▸ Instructions to follow: Go through the data and copy every line in which "AdSense" appears.

▸ Records provided:
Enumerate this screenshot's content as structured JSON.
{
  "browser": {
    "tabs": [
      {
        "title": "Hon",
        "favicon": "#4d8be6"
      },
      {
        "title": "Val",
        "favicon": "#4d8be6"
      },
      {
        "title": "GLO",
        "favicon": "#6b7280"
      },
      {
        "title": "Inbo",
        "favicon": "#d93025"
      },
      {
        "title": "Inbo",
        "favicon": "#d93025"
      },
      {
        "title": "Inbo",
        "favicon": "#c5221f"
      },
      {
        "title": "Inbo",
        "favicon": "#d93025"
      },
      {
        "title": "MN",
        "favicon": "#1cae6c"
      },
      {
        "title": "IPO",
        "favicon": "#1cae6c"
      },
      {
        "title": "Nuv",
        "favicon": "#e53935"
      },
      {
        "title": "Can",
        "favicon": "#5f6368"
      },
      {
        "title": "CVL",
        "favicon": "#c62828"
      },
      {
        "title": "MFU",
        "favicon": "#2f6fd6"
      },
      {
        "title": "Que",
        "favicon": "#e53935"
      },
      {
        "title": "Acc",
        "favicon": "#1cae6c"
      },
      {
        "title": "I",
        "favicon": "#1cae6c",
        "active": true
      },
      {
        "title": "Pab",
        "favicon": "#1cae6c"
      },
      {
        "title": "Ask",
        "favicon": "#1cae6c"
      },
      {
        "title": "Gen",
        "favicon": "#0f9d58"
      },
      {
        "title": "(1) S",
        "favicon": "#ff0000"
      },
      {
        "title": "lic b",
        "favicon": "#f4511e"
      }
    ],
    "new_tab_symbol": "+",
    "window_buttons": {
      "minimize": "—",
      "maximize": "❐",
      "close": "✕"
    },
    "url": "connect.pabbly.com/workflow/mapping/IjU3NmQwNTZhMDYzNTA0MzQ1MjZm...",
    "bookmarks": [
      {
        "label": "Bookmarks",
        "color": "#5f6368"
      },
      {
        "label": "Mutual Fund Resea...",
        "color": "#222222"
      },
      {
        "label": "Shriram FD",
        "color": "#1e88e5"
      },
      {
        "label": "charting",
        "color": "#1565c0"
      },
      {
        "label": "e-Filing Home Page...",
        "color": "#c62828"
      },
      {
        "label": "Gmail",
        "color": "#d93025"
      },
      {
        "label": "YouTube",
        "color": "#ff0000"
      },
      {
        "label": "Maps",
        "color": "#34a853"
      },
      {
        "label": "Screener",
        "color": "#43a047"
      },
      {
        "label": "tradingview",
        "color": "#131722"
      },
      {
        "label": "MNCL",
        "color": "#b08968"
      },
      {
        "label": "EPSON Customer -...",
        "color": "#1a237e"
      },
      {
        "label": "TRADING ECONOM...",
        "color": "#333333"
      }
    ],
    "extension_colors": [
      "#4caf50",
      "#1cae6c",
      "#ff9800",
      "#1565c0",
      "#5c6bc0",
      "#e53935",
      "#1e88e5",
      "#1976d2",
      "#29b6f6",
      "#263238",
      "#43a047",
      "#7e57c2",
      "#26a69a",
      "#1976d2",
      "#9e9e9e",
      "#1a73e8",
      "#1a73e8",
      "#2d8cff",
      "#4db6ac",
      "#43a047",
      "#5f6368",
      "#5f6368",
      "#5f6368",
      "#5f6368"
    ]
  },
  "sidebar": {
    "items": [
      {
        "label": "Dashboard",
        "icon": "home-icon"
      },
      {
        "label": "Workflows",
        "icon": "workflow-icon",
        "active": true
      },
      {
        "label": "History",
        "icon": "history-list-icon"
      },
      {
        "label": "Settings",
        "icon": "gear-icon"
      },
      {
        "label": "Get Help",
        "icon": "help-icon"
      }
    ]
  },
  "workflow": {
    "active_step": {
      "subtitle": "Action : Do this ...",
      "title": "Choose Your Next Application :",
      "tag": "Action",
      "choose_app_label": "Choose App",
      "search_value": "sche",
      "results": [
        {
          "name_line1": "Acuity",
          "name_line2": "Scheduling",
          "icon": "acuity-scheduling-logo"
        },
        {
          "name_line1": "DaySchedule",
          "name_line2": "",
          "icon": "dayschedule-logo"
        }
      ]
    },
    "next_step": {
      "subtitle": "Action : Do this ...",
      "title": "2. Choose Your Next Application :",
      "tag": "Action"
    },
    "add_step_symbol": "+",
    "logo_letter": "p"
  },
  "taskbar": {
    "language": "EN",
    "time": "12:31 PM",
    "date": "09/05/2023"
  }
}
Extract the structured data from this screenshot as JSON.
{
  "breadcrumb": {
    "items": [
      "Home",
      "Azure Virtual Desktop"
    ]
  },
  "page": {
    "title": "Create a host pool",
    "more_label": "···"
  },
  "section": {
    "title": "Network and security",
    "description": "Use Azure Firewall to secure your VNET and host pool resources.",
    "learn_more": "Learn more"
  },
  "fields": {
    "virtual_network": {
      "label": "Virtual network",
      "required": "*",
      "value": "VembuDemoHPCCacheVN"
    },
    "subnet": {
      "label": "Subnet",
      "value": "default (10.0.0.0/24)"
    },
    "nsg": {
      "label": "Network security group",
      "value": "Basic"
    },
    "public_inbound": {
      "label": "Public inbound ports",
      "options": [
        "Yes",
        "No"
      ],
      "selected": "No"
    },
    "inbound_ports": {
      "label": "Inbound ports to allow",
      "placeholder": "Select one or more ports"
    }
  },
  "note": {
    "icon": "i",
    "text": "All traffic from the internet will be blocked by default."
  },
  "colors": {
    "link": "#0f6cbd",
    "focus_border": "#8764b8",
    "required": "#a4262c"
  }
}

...

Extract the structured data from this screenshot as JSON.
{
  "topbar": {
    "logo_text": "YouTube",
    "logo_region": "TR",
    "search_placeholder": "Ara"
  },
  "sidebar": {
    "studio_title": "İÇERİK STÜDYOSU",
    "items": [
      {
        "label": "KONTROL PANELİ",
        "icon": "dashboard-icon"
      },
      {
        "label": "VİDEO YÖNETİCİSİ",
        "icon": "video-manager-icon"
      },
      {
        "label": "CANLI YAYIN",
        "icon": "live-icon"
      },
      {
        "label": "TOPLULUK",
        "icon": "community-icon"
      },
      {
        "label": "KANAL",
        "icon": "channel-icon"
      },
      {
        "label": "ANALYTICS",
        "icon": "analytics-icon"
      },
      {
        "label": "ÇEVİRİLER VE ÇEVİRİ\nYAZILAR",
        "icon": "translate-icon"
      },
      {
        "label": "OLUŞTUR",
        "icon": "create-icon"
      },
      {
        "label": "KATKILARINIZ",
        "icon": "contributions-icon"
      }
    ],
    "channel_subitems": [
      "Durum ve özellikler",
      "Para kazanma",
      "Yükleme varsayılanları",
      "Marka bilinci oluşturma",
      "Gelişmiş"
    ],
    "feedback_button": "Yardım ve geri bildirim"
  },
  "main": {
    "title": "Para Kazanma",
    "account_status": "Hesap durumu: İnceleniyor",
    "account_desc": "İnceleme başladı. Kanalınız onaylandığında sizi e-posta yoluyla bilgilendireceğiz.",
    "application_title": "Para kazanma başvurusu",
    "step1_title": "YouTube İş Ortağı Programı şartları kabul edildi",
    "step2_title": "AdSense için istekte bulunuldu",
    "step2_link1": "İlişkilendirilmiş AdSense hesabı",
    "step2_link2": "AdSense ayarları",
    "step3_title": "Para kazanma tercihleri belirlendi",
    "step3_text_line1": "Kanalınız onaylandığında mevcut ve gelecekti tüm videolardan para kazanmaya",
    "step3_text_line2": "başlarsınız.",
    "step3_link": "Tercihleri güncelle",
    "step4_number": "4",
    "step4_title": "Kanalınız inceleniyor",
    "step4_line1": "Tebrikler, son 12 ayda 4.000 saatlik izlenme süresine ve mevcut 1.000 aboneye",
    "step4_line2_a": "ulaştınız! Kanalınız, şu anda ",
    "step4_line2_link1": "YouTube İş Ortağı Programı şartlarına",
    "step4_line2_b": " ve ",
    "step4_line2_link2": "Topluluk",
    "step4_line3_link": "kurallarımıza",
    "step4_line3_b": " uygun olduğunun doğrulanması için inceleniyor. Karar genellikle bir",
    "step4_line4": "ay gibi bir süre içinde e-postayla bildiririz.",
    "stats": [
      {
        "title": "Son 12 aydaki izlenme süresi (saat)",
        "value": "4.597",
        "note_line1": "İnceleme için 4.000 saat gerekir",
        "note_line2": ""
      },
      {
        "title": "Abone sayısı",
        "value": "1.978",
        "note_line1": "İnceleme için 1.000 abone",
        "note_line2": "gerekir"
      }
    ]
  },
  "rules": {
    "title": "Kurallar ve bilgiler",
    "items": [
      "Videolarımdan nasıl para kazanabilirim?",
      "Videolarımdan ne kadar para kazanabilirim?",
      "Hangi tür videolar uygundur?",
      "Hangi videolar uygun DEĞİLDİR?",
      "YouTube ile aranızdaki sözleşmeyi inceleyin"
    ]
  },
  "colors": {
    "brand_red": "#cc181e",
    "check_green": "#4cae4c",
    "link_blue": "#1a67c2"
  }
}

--

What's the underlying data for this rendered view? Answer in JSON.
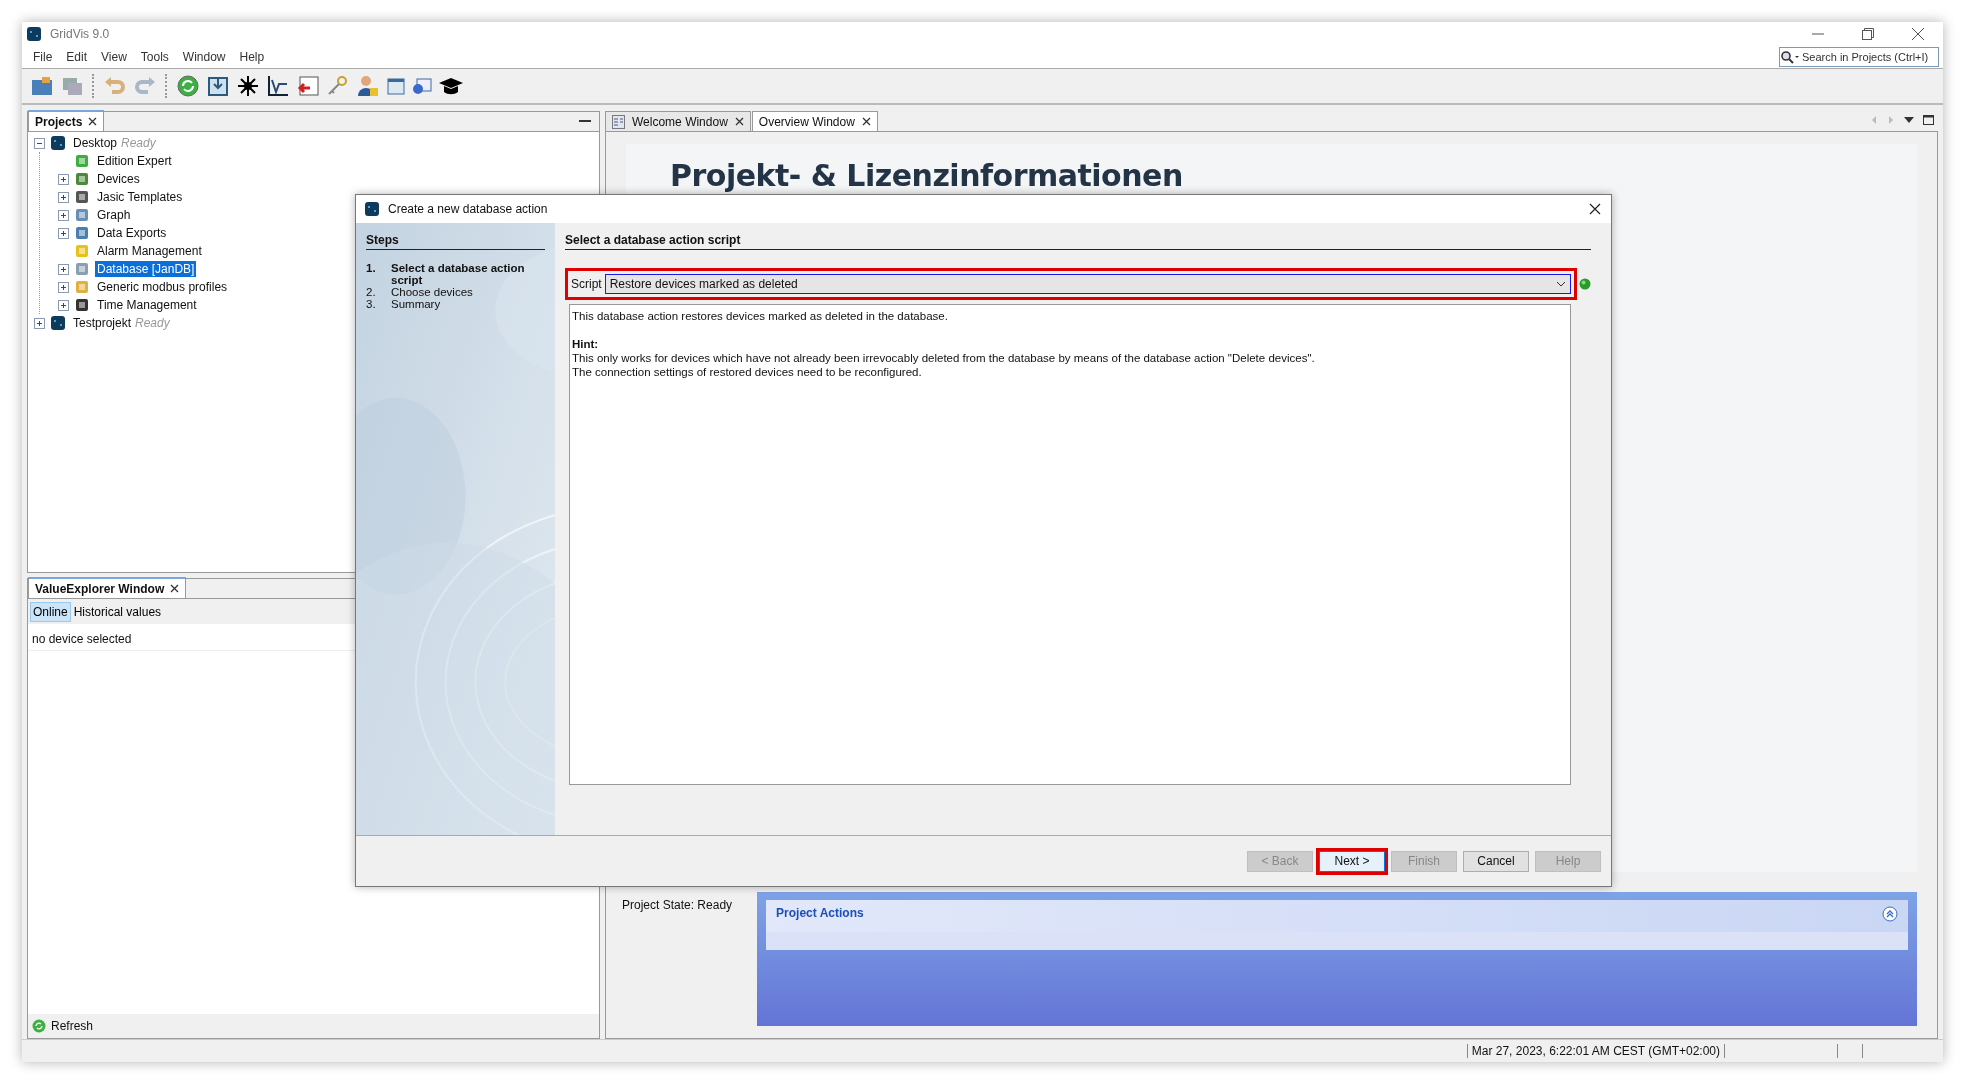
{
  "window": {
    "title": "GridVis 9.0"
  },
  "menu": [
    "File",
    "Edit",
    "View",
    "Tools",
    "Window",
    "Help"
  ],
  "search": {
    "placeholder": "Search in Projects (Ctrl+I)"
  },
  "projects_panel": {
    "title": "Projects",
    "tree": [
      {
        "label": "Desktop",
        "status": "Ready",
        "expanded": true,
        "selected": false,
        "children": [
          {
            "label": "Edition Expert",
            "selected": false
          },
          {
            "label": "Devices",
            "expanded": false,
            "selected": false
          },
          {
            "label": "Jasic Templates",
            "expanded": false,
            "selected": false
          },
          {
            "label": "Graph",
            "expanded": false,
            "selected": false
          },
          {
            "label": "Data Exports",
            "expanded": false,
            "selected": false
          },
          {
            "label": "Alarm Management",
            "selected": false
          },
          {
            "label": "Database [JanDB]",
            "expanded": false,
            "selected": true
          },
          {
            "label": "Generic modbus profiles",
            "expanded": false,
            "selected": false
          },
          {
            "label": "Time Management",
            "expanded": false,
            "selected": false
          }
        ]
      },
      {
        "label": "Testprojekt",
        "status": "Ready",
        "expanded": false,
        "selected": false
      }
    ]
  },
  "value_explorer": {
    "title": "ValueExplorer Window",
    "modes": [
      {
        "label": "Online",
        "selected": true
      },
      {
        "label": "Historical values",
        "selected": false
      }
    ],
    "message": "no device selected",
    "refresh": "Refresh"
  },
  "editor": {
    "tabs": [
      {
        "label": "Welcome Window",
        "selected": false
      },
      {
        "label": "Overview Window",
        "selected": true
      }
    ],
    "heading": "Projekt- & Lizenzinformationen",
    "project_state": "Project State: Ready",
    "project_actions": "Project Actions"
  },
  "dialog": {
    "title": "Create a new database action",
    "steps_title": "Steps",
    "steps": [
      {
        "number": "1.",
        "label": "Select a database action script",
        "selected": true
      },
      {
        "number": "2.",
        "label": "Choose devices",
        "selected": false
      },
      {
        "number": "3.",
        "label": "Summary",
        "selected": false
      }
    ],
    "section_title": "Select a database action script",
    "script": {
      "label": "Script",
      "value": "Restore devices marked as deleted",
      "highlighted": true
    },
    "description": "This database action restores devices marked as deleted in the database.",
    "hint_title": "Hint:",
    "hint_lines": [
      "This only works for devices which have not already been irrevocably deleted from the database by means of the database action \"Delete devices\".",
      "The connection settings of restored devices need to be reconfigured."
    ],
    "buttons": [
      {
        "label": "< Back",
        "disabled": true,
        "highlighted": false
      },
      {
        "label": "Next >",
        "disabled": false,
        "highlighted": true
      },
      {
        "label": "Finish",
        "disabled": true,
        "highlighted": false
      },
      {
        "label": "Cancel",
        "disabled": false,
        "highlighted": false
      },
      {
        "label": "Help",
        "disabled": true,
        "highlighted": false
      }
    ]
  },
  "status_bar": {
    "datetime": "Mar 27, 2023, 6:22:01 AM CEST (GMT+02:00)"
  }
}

▸ Answer:
    "step2_title": "AdSense için istekte bulunuldu",
    "step2_link1": "İlişkilendirilmiş AdSense hesabı",
    "step2_link2": "AdSense ayarları",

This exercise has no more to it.